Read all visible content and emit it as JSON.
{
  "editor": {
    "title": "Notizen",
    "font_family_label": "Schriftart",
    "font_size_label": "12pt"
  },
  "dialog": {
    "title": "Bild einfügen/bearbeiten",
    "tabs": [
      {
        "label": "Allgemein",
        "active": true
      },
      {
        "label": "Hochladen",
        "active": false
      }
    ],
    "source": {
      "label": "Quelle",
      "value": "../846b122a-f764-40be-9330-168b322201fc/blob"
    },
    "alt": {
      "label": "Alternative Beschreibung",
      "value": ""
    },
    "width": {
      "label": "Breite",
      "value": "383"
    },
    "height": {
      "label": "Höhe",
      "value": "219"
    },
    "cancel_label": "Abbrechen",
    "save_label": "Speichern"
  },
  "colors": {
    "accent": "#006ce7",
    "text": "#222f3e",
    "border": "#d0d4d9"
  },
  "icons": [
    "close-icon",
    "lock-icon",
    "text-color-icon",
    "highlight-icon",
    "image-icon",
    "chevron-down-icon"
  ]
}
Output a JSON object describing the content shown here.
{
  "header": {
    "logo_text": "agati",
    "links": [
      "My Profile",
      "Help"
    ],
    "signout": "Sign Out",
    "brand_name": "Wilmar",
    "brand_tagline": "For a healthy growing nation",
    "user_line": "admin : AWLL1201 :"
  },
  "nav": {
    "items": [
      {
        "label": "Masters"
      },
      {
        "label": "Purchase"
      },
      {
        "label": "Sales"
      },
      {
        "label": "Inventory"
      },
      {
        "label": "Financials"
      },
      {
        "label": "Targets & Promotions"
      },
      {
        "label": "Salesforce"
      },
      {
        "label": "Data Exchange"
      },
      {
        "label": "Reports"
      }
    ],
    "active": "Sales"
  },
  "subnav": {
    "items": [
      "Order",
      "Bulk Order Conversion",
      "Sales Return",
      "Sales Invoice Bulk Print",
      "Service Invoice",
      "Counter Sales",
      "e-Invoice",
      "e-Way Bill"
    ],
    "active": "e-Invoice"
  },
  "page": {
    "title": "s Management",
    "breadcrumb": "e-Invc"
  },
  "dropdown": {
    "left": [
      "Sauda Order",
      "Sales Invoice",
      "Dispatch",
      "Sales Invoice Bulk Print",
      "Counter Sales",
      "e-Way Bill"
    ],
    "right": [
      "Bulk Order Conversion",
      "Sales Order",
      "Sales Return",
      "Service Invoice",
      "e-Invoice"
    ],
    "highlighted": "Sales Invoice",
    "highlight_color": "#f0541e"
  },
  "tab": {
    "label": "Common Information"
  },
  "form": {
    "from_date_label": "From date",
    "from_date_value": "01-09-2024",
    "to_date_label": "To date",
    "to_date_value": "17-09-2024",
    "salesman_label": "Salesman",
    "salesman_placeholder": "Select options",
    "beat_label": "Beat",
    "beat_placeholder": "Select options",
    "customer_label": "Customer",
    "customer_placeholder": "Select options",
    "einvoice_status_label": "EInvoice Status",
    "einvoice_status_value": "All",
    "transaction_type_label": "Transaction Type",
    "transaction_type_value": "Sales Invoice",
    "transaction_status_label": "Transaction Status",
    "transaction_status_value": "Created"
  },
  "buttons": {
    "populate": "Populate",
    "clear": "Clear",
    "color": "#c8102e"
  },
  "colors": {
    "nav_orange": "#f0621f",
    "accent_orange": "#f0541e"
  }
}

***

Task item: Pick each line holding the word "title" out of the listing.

Exercise result:
    "title": "Notizen",
    "title": "Bild einfügen/bearbeiten",
    "title": "s Management",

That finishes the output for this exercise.